Why a Strategic Business Plan Will Strategize PR Alongside Marketing
GET A GLIMPSE OF WHAT THE FUTURE OF TECH HOLDS
The lines between public relations and marketing have become increasingly blurred within the current business model. It’s unsurprising, given the fact that public relations professionals and marketing professionals often use the same tools to accomplish seemingly similar end goals.
The reality though, is that while the lines between the two are indeed blurred at times, they are distinct in what they endeavor to accomplish, and the business that fails to utilize both of their strengths, will also fail to take advantage of every potential lead, and by extension, every possible conversion.
In response to the question of whether or not defining the two still matters, Rebekah Iliff writes for Mashable,
“The truth is, it does matter — because ultimately these two functions stand in closest proximity to the customer. Thus, our ability to engage our audiences is directly related to how we think about the marketing and PR. If we can’t find a meaningful way to respect and understand the strengths and deficiencies of each discipline, we will be left with a waste of effort, human resources and — ultimately — capital.”

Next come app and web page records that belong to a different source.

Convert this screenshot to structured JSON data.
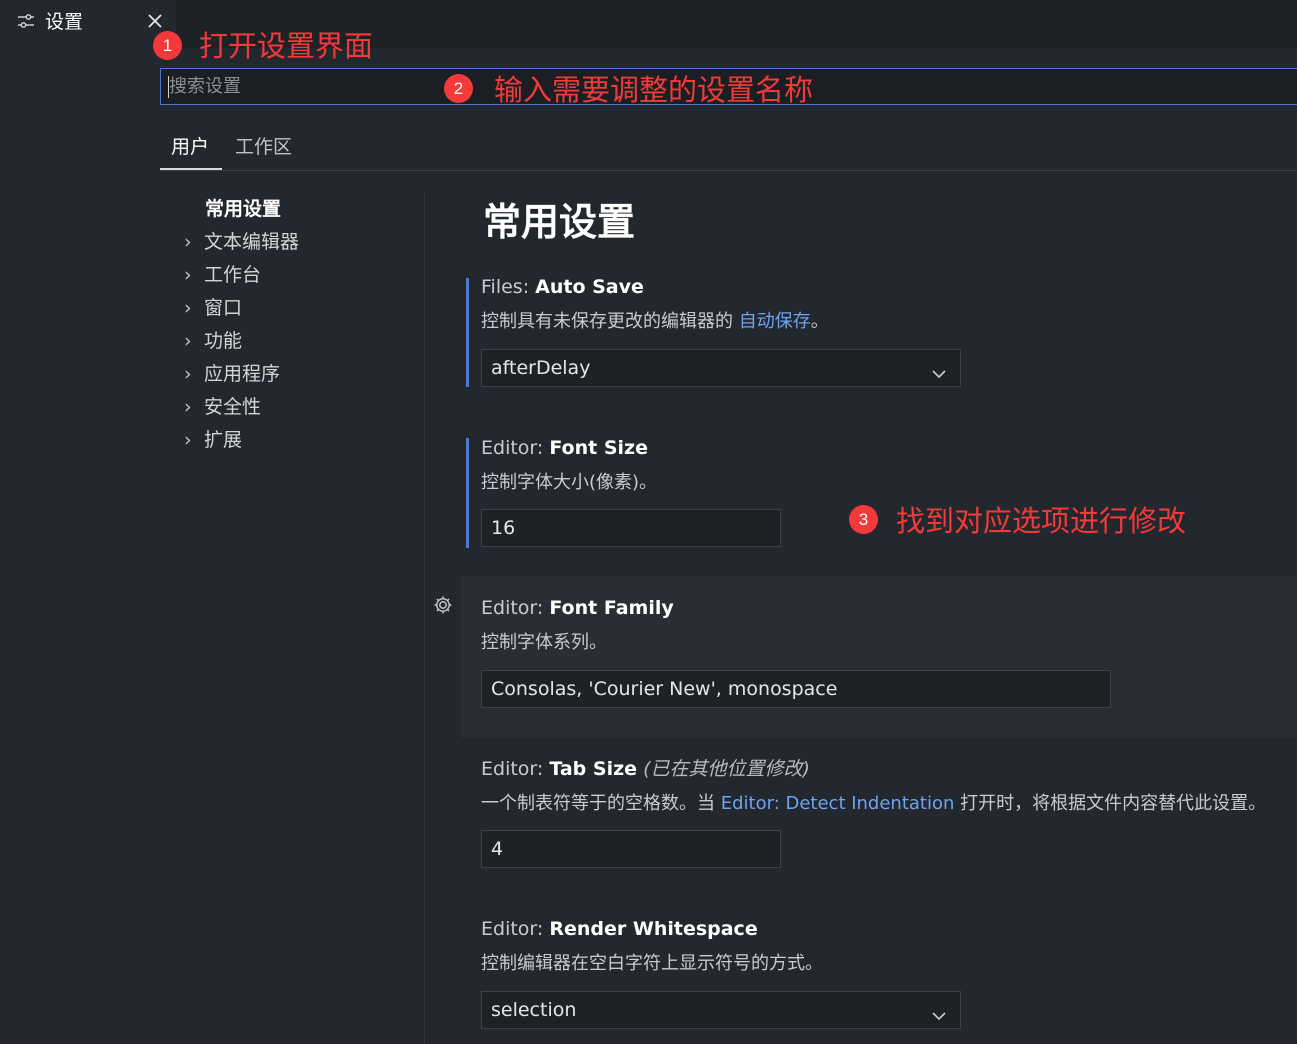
{
  "tab": {
    "icon": "settings-sliders-icon",
    "title": "设置",
    "close_icon": "close-icon"
  },
  "search": {
    "placeholder": "搜索设置",
    "value": ""
  },
  "scope_tabs": [
    {
      "label": "用户",
      "active": true
    },
    {
      "label": "工作区",
      "active": false
    }
  ],
  "toc": {
    "common": "常用设置",
    "items": [
      {
        "label": "文本编辑器"
      },
      {
        "label": "工作台"
      },
      {
        "label": "窗口"
      },
      {
        "label": "功能"
      },
      {
        "label": "应用程序"
      },
      {
        "label": "安全性"
      },
      {
        "label": "扩展"
      }
    ]
  },
  "section_title": "常用设置",
  "settings": [
    {
      "category": "Files: ",
      "name": "Auto Save",
      "desc_prefix": "控制具有未保存更改的编辑器的 ",
      "desc_link": "自动保存",
      "desc_suffix": "。",
      "value": "afterDelay",
      "control": "select"
    },
    {
      "category": "Editor: ",
      "name": "Font Size",
      "desc": "控制字体大小(像素)。",
      "value": "16",
      "control": "input"
    },
    {
      "category": "Editor: ",
      "name": "Font Family",
      "desc": "控制字体系列。",
      "value": "Consolas, 'Courier New', monospace",
      "control": "input"
    },
    {
      "category": "Editor: ",
      "name": "Tab Size",
      "modified_note": "(已在其他位置修改)",
      "desc_prefix": "一个制表符等于的空格数。当 ",
      "desc_link": "Editor: Detect Indentation",
      "desc_suffix": " 打开时，将根据文件内容替代此设置。",
      "value": "4",
      "control": "input"
    },
    {
      "category": "Editor: ",
      "name": "Render Whitespace",
      "desc": "控制编辑器在空白字符上显示符号的方式。",
      "value": "selection",
      "control": "select"
    }
  ],
  "annotations": [
    {
      "number": "1",
      "text": "打开设置界面"
    },
    {
      "number": "2",
      "text": "输入需要调整的设置名称"
    },
    {
      "number": "3",
      "text": "找到对应选项进行修改"
    }
  ],
  "colors": {
    "accent": "#4d78cc",
    "annotation": "#f23a3a",
    "link": "#6ea3f0",
    "background": "#23272e"
  }
}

While it may appear that there is little sense in fleshing out the differences in PR and marketing, and what they look like on a practical level, that assumes that customers will not be impacted by an unwillingness to strategize.

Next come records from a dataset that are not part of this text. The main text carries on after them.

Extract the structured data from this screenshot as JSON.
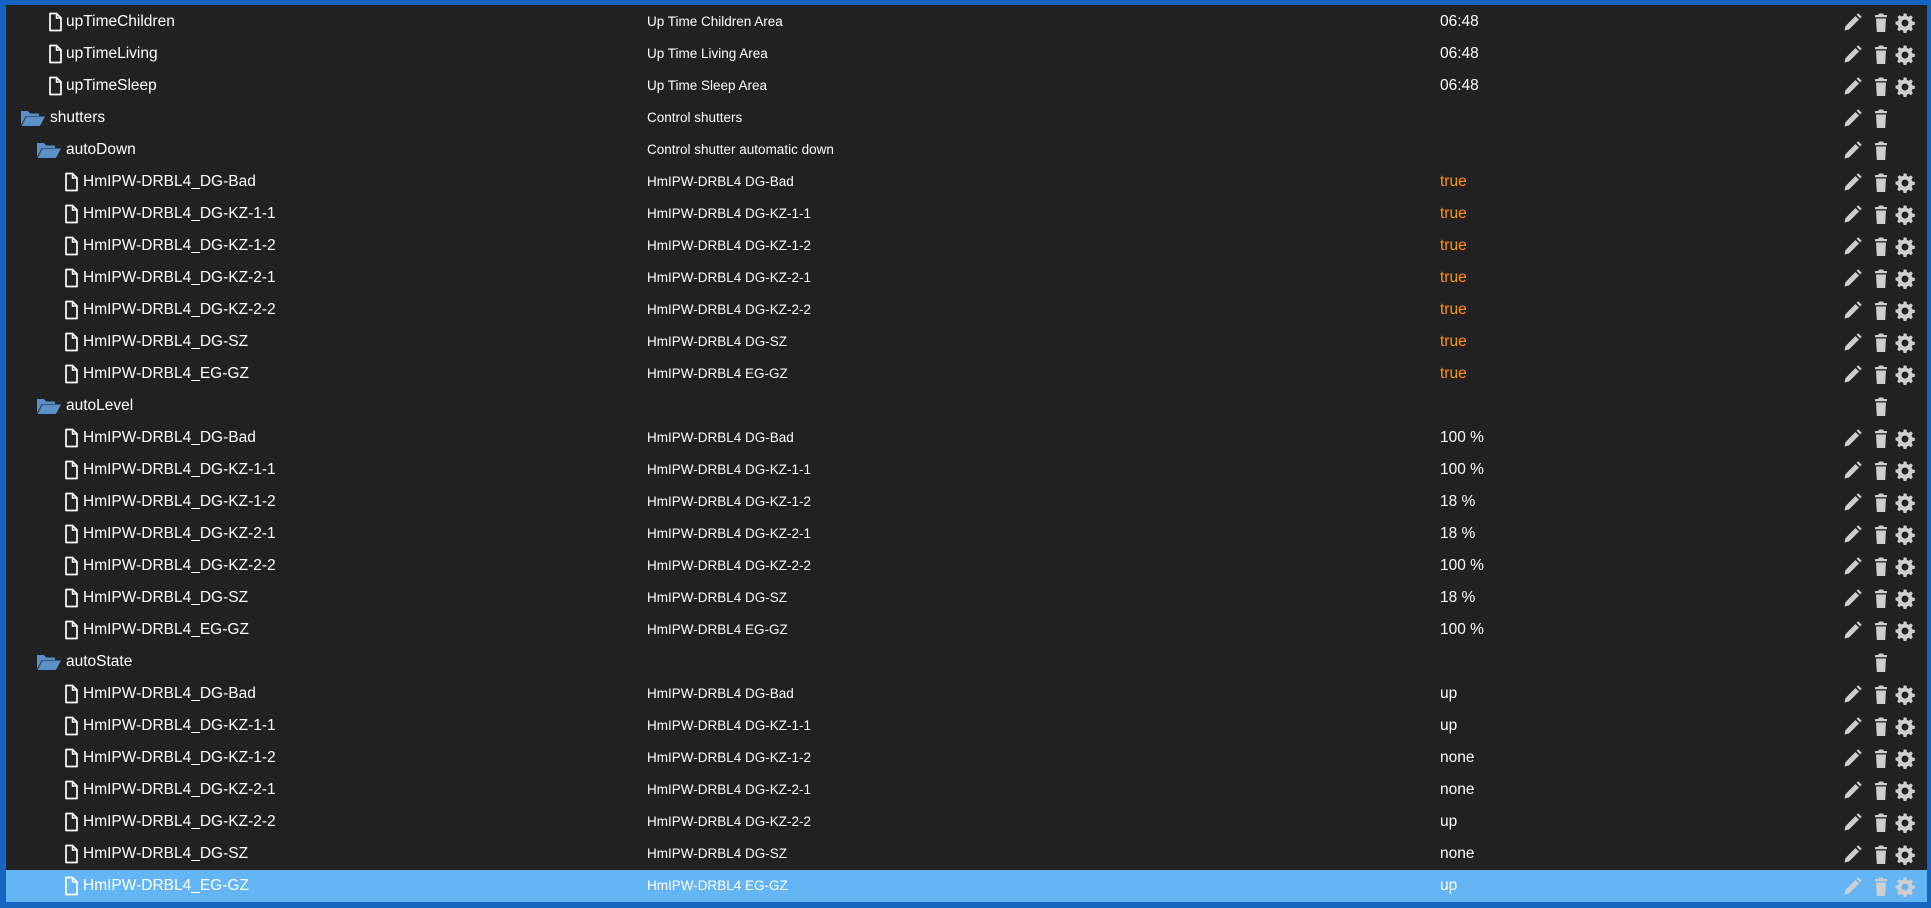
{
  "colors": {
    "frame_border": "#1565c0",
    "background": "#212121",
    "selected_row": "#64b5f6",
    "boolean_value": "#ff9800",
    "folder_icon": "#5b8fc7",
    "text": "#ffffff",
    "action_icon": "#cfcfcf"
  },
  "icons": {
    "file": "file-icon",
    "folder": "folder-open-icon",
    "edit": "pencil-icon",
    "delete": "trash-icon",
    "settings": "gear-icon"
  },
  "rows": [
    {
      "type": "state",
      "level": 1,
      "name": "upTimeChildren",
      "desc": "Up Time Children Area",
      "value": "06:48",
      "value_kind": "text",
      "actions": [
        "edit",
        "delete",
        "settings"
      ]
    },
    {
      "type": "state",
      "level": 1,
      "name": "upTimeLiving",
      "desc": "Up Time Living Area",
      "value": "06:48",
      "value_kind": "text",
      "actions": [
        "edit",
        "delete",
        "settings"
      ]
    },
    {
      "type": "state",
      "level": 1,
      "name": "upTimeSleep",
      "desc": "Up Time Sleep Area",
      "value": "06:48",
      "value_kind": "text",
      "actions": [
        "edit",
        "delete",
        "settings"
      ]
    },
    {
      "type": "folder",
      "level": 0,
      "name": "shutters",
      "desc": "Control shutters",
      "value": "",
      "value_kind": "text",
      "actions": [
        "edit",
        "delete"
      ]
    },
    {
      "type": "folder",
      "level": 1,
      "name": "autoDown",
      "desc": "Control shutter automatic down",
      "value": "",
      "value_kind": "text",
      "actions": [
        "edit",
        "delete"
      ]
    },
    {
      "type": "state",
      "level": 2,
      "name": "HmIPW-DRBL4_DG-Bad",
      "desc": "HmIPW-DRBL4 DG-Bad",
      "value": "true",
      "value_kind": "bool",
      "actions": [
        "edit",
        "delete",
        "settings"
      ]
    },
    {
      "type": "state",
      "level": 2,
      "name": "HmIPW-DRBL4_DG-KZ-1-1",
      "desc": "HmIPW-DRBL4 DG-KZ-1-1",
      "value": "true",
      "value_kind": "bool",
      "actions": [
        "edit",
        "delete",
        "settings"
      ]
    },
    {
      "type": "state",
      "level": 2,
      "name": "HmIPW-DRBL4_DG-KZ-1-2",
      "desc": "HmIPW-DRBL4 DG-KZ-1-2",
      "value": "true",
      "value_kind": "bool",
      "actions": [
        "edit",
        "delete",
        "settings"
      ]
    },
    {
      "type": "state",
      "level": 2,
      "name": "HmIPW-DRBL4_DG-KZ-2-1",
      "desc": "HmIPW-DRBL4 DG-KZ-2-1",
      "value": "true",
      "value_kind": "bool",
      "actions": [
        "edit",
        "delete",
        "settings"
      ]
    },
    {
      "type": "state",
      "level": 2,
      "name": "HmIPW-DRBL4_DG-KZ-2-2",
      "desc": "HmIPW-DRBL4 DG-KZ-2-2",
      "value": "true",
      "value_kind": "bool",
      "actions": [
        "edit",
        "delete",
        "settings"
      ]
    },
    {
      "type": "state",
      "level": 2,
      "name": "HmIPW-DRBL4_DG-SZ",
      "desc": "HmIPW-DRBL4 DG-SZ",
      "value": "true",
      "value_kind": "bool",
      "actions": [
        "edit",
        "delete",
        "settings"
      ]
    },
    {
      "type": "state",
      "level": 2,
      "name": "HmIPW-DRBL4_EG-GZ",
      "desc": "HmIPW-DRBL4 EG-GZ",
      "value": "true",
      "value_kind": "bool",
      "actions": [
        "edit",
        "delete",
        "settings"
      ]
    },
    {
      "type": "folder",
      "level": 1,
      "name": "autoLevel",
      "desc": "",
      "value": "",
      "value_kind": "text",
      "actions": [
        "delete"
      ]
    },
    {
      "type": "state",
      "level": 2,
      "name": "HmIPW-DRBL4_DG-Bad",
      "desc": "HmIPW-DRBL4 DG-Bad",
      "value": "100 %",
      "value_kind": "text",
      "actions": [
        "edit",
        "delete",
        "settings"
      ]
    },
    {
      "type": "state",
      "level": 2,
      "name": "HmIPW-DRBL4_DG-KZ-1-1",
      "desc": "HmIPW-DRBL4 DG-KZ-1-1",
      "value": "100 %",
      "value_kind": "text",
      "actions": [
        "edit",
        "delete",
        "settings"
      ]
    },
    {
      "type": "state",
      "level": 2,
      "name": "HmIPW-DRBL4_DG-KZ-1-2",
      "desc": "HmIPW-DRBL4 DG-KZ-1-2",
      "value": "18 %",
      "value_kind": "text",
      "actions": [
        "edit",
        "delete",
        "settings"
      ]
    },
    {
      "type": "state",
      "level": 2,
      "name": "HmIPW-DRBL4_DG-KZ-2-1",
      "desc": "HmIPW-DRBL4 DG-KZ-2-1",
      "value": "18 %",
      "value_kind": "text",
      "actions": [
        "edit",
        "delete",
        "settings"
      ]
    },
    {
      "type": "state",
      "level": 2,
      "name": "HmIPW-DRBL4_DG-KZ-2-2",
      "desc": "HmIPW-DRBL4 DG-KZ-2-2",
      "value": "100 %",
      "value_kind": "text",
      "actions": [
        "edit",
        "delete",
        "settings"
      ]
    },
    {
      "type": "state",
      "level": 2,
      "name": "HmIPW-DRBL4_DG-SZ",
      "desc": "HmIPW-DRBL4 DG-SZ",
      "value": "18 %",
      "value_kind": "text",
      "actions": [
        "edit",
        "delete",
        "settings"
      ]
    },
    {
      "type": "state",
      "level": 2,
      "name": "HmIPW-DRBL4_EG-GZ",
      "desc": "HmIPW-DRBL4 EG-GZ",
      "value": "100 %",
      "value_kind": "text",
      "actions": [
        "edit",
        "delete",
        "settings"
      ]
    },
    {
      "type": "folder",
      "level": 1,
      "name": "autoState",
      "desc": "",
      "value": "",
      "value_kind": "text",
      "actions": [
        "delete"
      ]
    },
    {
      "type": "state",
      "level": 2,
      "name": "HmIPW-DRBL4_DG-Bad",
      "desc": "HmIPW-DRBL4 DG-Bad",
      "value": "up",
      "value_kind": "text",
      "actions": [
        "edit",
        "delete",
        "settings"
      ]
    },
    {
      "type": "state",
      "level": 2,
      "name": "HmIPW-DRBL4_DG-KZ-1-1",
      "desc": "HmIPW-DRBL4 DG-KZ-1-1",
      "value": "up",
      "value_kind": "text",
      "actions": [
        "edit",
        "delete",
        "settings"
      ]
    },
    {
      "type": "state",
      "level": 2,
      "name": "HmIPW-DRBL4_DG-KZ-1-2",
      "desc": "HmIPW-DRBL4 DG-KZ-1-2",
      "value": "none",
      "value_kind": "text",
      "actions": [
        "edit",
        "delete",
        "settings"
      ]
    },
    {
      "type": "state",
      "level": 2,
      "name": "HmIPW-DRBL4_DG-KZ-2-1",
      "desc": "HmIPW-DRBL4 DG-KZ-2-1",
      "value": "none",
      "value_kind": "text",
      "actions": [
        "edit",
        "delete",
        "settings"
      ]
    },
    {
      "type": "state",
      "level": 2,
      "name": "HmIPW-DRBL4_DG-KZ-2-2",
      "desc": "HmIPW-DRBL4 DG-KZ-2-2",
      "value": "up",
      "value_kind": "text",
      "actions": [
        "edit",
        "delete",
        "settings"
      ]
    },
    {
      "type": "state",
      "level": 2,
      "name": "HmIPW-DRBL4_DG-SZ",
      "desc": "HmIPW-DRBL4 DG-SZ",
      "value": "none",
      "value_kind": "text",
      "actions": [
        "edit",
        "delete",
        "settings"
      ]
    },
    {
      "type": "state",
      "level": 2,
      "name": "HmIPW-DRBL4_EG-GZ",
      "desc": "HmIPW-DRBL4 EG-GZ",
      "value": "up",
      "value_kind": "text",
      "actions": [
        "edit",
        "delete",
        "settings"
      ],
      "selected": true
    }
  ]
}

They both offer a unique catalog of strengths that are crucial to an organization’s ability to thrive, and thus each company, even those set on merging the two departments, would do well to recognize how they can implement the important aspects of them both.
So, what is the difference?
If it really does matter that PR and marketing do not have the same definition, then a meaningful conversation about the two has to begin by determining how in fact they do differ from each other.
The goal of those working in public relations is to use the tools available to them to craft a favorable public image of their company and/or brand. The weight of the whole of the reputation of their organization rests upon the shoulders of those within the PR department.
The majority of their time is spent crafting communication for the public that revolves around the strengths of their company. A PR professional will craft press releases for the media, talking points for the public faces of the company to utilize at speaking events, and will work to build relationships with the media as a whole and with industry influencers. They are always pursuing positive engagement with the press and media.
A PR person will be able to measure their success by the nature of social media engagement from both the target audience of the brand as well as influencers and other industry professionals. If the press treats the brand well, and if events include awards and speeches from company figures that are well-received, a PR person will know they did their job well.
Marketers are interested in highlighting the products and services that their company offers. They rely on advertising and market research to ensure that they are effectively promoting what their organization has to offer, which in turn generates leads.
In relation to the most important aspects of a marketing department’s direction the business experts at Arizona State University note, “Having a solid foundation in business principles and the ability to work well with others, multi-task, solve problems and effectively communicate can come together to help make an effective marketing director.”
Marketers create the advertising campaigns that ultimately sell products. They purchase the advertisements a company relies upon for conversions, and they write the material that is distributed to support products, like newsletters and online landing pages.
A marketer knows they were successful at their job if sales goals are met or are exceeded. They analyze the profitability ratios in financial statements to compare what they spent promoting a profit compared to the revenue that product generates. And they will also look at how well-received their efforts were on social media platforms and by other industry leaders and influencers.
The aforementioned analysis will, hopefully, clear up any confusion about how the two departments operate differently. However, it should also clarify why they become muddled. Marketers and PR professionals will often use the same channels, with similar content, to achieve their goals.
A marketer will demonstrate why the target audience needs what the company offers. A PR person will create the brand trust and awareness that will communicate to customers why they should pick your organization to have the need met. Thus, a strategic approach to PR is one of the best ways to secure lead generation.
When Merging The Departments Makes Sense
You need both, because they target different, important, goals that a company must do well to do well in an ultimate, bottom line sense. However, there is a trend to mesh the two fields into one, wherein a department has all of the aforementioned in the crosshairs.
The public relations experts at George Washington University point out that organizations are increasingly joining the two efforts for both financial and cultural reasons.
They write, “By merging PR and marketing, many organizations are hoping to apply a common system of metrics to the two and, as a result, align PR more closely with revenue generation.” Additionally, “Greater attention to analytics spurs a culture of collaboration, further enhancing the use of marketing and PR data as part of a virtuous cycle.”
What this means is professionals often don’t see clear-cut differences between PR and marketing, because there are driving forces both in terms of the numbers and cultural climate within industries to create a cohesive PR and marketing effort where the lines are indistinct. You cannot do one well, without also doing the other well.
Ultimately, merging these two departments can be strategic as long as your organization is able to accomplish all of the things that the two, distinct departments were responsible for. You have to see how each entity contributes to the whole so that if you merge them you do so without fear that something will slip through the cracks.